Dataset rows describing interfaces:

- - -

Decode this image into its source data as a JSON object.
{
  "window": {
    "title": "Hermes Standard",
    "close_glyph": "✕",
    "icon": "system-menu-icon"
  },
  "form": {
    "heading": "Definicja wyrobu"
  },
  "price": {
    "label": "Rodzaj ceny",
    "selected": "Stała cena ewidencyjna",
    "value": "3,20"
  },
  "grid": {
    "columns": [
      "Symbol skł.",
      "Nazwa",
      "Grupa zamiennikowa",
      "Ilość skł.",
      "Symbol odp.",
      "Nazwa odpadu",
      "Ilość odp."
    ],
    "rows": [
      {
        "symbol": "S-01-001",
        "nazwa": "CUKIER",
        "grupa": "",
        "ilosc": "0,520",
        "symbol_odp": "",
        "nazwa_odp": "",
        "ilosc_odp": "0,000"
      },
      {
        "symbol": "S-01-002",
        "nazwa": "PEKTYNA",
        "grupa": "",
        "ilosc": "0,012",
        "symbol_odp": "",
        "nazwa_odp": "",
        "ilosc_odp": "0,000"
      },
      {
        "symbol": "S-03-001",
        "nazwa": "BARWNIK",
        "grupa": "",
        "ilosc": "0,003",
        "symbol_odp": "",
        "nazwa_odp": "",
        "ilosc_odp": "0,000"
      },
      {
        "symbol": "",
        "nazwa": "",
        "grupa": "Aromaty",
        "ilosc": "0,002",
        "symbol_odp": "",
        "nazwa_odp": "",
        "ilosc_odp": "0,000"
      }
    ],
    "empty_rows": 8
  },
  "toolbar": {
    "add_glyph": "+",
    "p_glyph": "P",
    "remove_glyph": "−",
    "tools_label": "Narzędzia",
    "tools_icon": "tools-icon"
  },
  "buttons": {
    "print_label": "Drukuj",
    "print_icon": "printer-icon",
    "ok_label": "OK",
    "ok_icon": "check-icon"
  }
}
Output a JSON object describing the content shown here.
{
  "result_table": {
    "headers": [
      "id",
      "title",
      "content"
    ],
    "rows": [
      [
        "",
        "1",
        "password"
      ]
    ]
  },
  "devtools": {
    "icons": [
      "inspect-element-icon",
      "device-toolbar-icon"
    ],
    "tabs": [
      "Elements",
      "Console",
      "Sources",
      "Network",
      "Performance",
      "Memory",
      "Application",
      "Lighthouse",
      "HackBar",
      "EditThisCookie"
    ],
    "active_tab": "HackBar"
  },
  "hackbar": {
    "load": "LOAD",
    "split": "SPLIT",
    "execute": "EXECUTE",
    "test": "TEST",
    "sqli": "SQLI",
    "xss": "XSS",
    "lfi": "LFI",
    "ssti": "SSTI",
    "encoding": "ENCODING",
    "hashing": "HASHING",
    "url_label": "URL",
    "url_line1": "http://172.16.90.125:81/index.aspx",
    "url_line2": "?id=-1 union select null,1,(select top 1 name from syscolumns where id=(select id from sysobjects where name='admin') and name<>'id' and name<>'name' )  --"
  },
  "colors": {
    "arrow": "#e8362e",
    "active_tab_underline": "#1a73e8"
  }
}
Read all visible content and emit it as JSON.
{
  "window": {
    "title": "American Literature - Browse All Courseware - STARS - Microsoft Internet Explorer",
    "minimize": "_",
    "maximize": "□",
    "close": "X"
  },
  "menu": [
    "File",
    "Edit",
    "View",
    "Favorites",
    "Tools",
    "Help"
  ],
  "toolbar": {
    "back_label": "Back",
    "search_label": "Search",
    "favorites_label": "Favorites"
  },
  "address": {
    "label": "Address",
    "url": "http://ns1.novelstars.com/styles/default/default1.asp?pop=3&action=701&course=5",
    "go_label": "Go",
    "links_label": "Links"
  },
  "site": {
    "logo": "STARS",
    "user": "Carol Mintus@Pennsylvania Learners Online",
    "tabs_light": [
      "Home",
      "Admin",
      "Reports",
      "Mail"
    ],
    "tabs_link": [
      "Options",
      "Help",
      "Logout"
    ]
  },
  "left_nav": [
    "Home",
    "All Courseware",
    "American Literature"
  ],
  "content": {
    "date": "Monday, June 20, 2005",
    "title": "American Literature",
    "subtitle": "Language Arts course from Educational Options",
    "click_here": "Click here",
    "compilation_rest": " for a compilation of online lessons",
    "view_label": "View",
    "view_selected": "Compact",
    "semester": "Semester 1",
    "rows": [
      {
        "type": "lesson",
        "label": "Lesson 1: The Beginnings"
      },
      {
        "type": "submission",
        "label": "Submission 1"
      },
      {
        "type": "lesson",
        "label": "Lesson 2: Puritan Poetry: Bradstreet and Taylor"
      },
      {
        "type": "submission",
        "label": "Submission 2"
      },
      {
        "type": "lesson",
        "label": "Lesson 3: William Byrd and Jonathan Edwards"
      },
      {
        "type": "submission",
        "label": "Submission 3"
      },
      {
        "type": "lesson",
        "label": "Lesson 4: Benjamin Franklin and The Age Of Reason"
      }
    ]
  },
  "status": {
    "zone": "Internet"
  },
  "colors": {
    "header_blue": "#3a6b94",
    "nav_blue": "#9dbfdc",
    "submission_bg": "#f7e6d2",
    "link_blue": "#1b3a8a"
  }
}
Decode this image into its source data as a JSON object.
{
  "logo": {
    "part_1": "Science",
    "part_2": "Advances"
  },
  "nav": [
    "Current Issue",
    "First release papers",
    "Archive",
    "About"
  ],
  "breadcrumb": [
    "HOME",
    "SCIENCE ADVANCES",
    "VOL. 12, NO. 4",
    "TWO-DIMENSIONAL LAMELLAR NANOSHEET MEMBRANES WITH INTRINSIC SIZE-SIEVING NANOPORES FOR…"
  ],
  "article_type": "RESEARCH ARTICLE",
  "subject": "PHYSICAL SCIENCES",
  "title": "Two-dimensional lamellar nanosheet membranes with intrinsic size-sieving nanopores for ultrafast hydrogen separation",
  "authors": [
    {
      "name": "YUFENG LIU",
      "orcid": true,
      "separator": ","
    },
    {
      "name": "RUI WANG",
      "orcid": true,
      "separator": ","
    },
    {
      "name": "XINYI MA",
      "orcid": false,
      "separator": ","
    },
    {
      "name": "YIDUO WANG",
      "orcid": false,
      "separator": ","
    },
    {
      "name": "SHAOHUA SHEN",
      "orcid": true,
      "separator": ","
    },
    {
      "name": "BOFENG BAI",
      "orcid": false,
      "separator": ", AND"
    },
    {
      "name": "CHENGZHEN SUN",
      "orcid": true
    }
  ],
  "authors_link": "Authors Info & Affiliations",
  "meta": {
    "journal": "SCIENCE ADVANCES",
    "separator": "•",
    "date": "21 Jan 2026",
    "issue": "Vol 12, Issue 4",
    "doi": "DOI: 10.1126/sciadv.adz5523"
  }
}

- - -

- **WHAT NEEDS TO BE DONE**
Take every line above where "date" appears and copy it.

- **COMPLETED EXERCISE**
    "date": "Monday, June 20, 2005",
    "date": "21 Jan 2026",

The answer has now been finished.